» **Problem details**
For each line of the data below that contains "label", return that line.
═════ Extracted information
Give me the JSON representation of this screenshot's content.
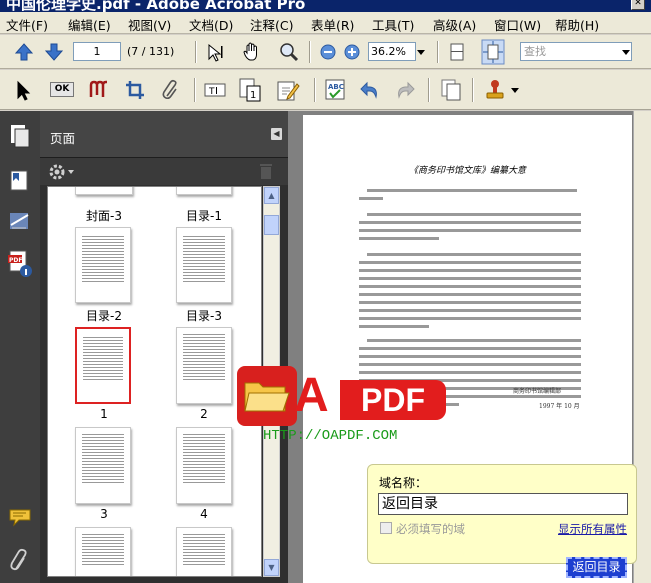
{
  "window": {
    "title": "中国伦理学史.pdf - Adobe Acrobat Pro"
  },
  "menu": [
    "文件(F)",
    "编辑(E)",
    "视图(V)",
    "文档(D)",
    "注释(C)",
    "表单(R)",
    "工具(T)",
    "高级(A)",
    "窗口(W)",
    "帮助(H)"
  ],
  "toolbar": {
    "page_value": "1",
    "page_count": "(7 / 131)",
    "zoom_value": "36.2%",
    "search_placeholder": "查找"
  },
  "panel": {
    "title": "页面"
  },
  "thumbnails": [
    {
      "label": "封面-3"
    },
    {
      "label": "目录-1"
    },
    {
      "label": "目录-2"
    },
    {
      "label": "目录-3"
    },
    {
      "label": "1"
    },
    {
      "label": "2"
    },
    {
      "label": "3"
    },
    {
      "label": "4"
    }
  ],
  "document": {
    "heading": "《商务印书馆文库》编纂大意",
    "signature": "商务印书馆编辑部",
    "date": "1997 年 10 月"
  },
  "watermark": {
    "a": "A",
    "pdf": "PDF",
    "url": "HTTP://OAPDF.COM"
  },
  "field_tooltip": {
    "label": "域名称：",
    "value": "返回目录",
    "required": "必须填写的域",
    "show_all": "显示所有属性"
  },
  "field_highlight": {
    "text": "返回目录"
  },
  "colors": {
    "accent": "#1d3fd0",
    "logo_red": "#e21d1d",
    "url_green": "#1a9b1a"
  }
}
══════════
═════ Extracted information
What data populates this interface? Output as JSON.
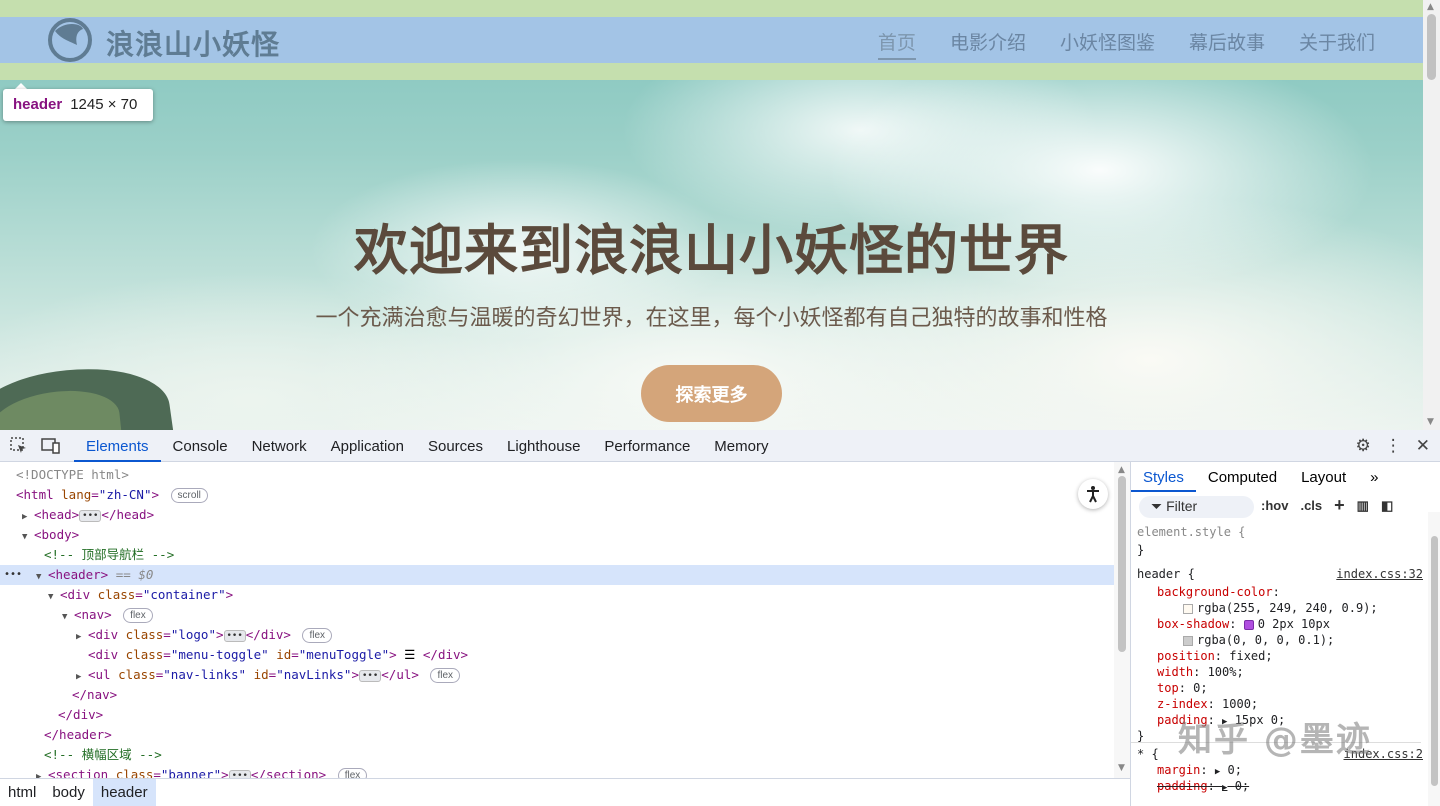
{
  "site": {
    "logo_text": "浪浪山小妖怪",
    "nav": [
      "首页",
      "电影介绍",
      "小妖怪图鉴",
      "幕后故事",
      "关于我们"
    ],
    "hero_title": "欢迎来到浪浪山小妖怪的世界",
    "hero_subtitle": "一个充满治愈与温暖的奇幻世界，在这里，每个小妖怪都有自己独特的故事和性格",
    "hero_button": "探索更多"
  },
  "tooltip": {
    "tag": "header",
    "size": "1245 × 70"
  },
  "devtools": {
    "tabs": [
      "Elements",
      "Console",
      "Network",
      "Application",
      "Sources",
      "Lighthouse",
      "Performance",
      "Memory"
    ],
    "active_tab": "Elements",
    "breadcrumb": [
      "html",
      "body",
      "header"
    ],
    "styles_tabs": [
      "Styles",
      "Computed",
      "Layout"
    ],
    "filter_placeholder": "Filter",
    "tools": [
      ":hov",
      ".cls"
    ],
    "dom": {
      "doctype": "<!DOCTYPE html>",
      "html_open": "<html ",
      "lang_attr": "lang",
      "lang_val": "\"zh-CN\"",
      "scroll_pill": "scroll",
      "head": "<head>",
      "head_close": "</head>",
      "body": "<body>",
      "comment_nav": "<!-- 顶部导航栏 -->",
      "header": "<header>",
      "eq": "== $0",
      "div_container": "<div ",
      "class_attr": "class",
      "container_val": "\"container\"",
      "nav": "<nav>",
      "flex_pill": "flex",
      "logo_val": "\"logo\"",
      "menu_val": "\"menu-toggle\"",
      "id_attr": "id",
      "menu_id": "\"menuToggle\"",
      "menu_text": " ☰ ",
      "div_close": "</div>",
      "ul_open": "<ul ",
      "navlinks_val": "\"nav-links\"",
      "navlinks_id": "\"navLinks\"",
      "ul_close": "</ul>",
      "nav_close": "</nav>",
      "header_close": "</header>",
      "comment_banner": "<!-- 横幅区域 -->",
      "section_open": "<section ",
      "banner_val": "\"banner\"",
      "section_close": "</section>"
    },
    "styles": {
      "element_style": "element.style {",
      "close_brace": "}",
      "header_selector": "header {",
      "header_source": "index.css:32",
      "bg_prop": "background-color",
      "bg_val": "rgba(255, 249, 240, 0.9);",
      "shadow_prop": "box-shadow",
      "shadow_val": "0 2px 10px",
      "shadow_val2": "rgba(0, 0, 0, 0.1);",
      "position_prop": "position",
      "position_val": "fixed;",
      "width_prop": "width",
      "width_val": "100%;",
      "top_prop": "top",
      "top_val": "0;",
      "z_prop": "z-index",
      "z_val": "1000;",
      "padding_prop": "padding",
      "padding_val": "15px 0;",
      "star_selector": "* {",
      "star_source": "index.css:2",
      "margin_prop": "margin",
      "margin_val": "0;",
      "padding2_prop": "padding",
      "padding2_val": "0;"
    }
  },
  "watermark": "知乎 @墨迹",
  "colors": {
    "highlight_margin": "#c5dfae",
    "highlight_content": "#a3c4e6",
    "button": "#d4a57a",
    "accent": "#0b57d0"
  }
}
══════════
» **Reply to the task**
      "label": "封面-3"
      "label": "目录-1"
      "label": "目录-2"
      "label": "目录-3"
      "label": "1"
      "label": "2"
      "label": "3"
      "label": "4"
    "label": "域名称：",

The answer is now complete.